Find every line in the data that contains the word "titulo". Return each of those lines.

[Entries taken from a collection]
=== Section Start ===

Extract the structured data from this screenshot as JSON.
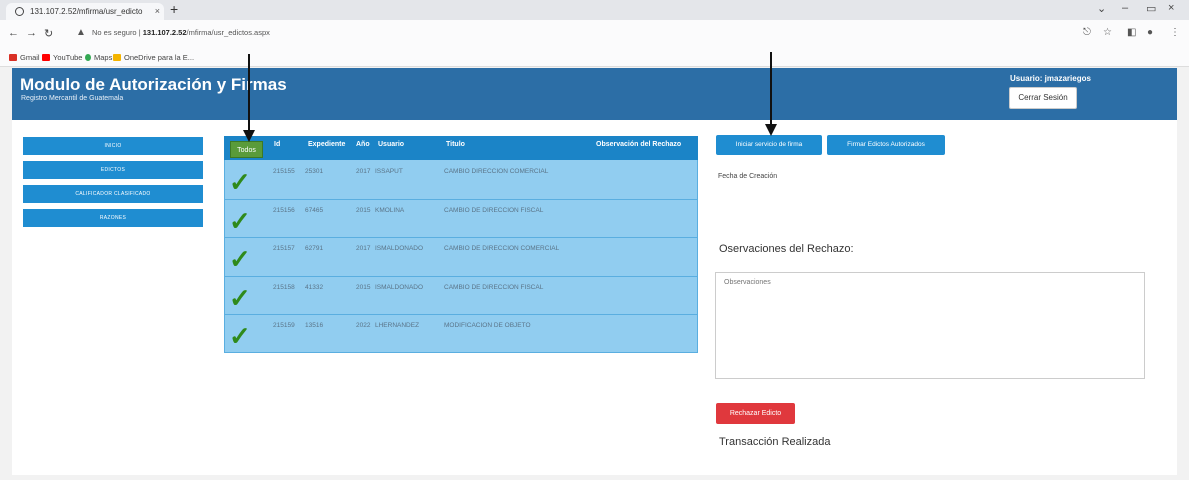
{
  "browser": {
    "tab_title": "131.107.2.52/mfirma/usr_edicto",
    "tab_close": "×",
    "new_tab": "+",
    "warn_text": "No es seguro",
    "url_host": "131.107.2.52",
    "url_path": "/mfirma/usr_edictos.aspx",
    "bookmarks": [
      "Gmail",
      "YouTube",
      "Maps",
      "OneDrive para la E..."
    ]
  },
  "app": {
    "title": "Modulo de Autorización y Firmas",
    "subtitle": "Registro Mercantil de Guatemala",
    "user_label": "Usuario: jmazariegos",
    "logout_label": "Cerrar Sesión"
  },
  "sidebar": {
    "items": [
      "Inicio",
      "Edictos",
      "Calificador Clasificado",
      "Razones"
    ]
  },
  "table": {
    "select_all_label": "Todos",
    "headers": {
      "id": "Id",
      "expediente": "Expediente",
      "anio": "Año",
      "usuario": "Usuario",
      "titulo": "Titulo",
      "observacion": "Observación del Rechazo"
    },
    "rows": [
      {
        "id": "215155",
        "expediente": "25301",
        "anio": "2017",
        "usuario": "ISSAPUT",
        "titulo": "CAMBIO DIRECCION COMERCIAL"
      },
      {
        "id": "215156",
        "expediente": "67465",
        "anio": "2015",
        "usuario": "KMOLINA",
        "titulo": "CAMBIO DE DIRECCION FISCAL"
      },
      {
        "id": "215157",
        "expediente": "62791",
        "anio": "2017",
        "usuario": "ISMALDONADO",
        "titulo": "CAMBIO DE DIRECCION COMERCIAL"
      },
      {
        "id": "215158",
        "expediente": "41332",
        "anio": "2015",
        "usuario": "ISMALDONADO",
        "titulo": "CAMBIO DE DIRECCION FISCAL"
      },
      {
        "id": "215159",
        "expediente": "13516",
        "anio": "2022",
        "usuario": "LHERNANDEZ",
        "titulo": "MODIFICACION DE OBJETO"
      }
    ],
    "check_glyph": "✓"
  },
  "panel": {
    "start_service_label": "Iniciar servicio de firma",
    "sign_label": "Firmar Edictos Autorizados",
    "fecha_label": "Fecha de Creación",
    "obs_title": "Oservaciones del Rechazo:",
    "obs_placeholder": "Observaciones",
    "reject_label": "Rechazar Edicto",
    "status_text": "Transacción Realizada"
  },
  "colors": {
    "header_bg": "#2c6ea6",
    "button_blue": "#1f8dd1",
    "table_bg": "#91cdf0",
    "todos_green": "#5a9b3a",
    "reject_red": "#e0383d",
    "check_green": "#2f8a1b"
  }
}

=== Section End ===

[Response area]
      "titulo": "Titulo",
        "titulo": "CAMBIO DIRECCION COMERCIAL"
        "titulo": "CAMBIO DE DIRECCION FISCAL"
        "titulo": "CAMBIO DE DIRECCION COMERCIAL"
        "titulo": "CAMBIO DE DIRECCION FISCAL"
        "titulo": "MODIFICACION DE OBJETO"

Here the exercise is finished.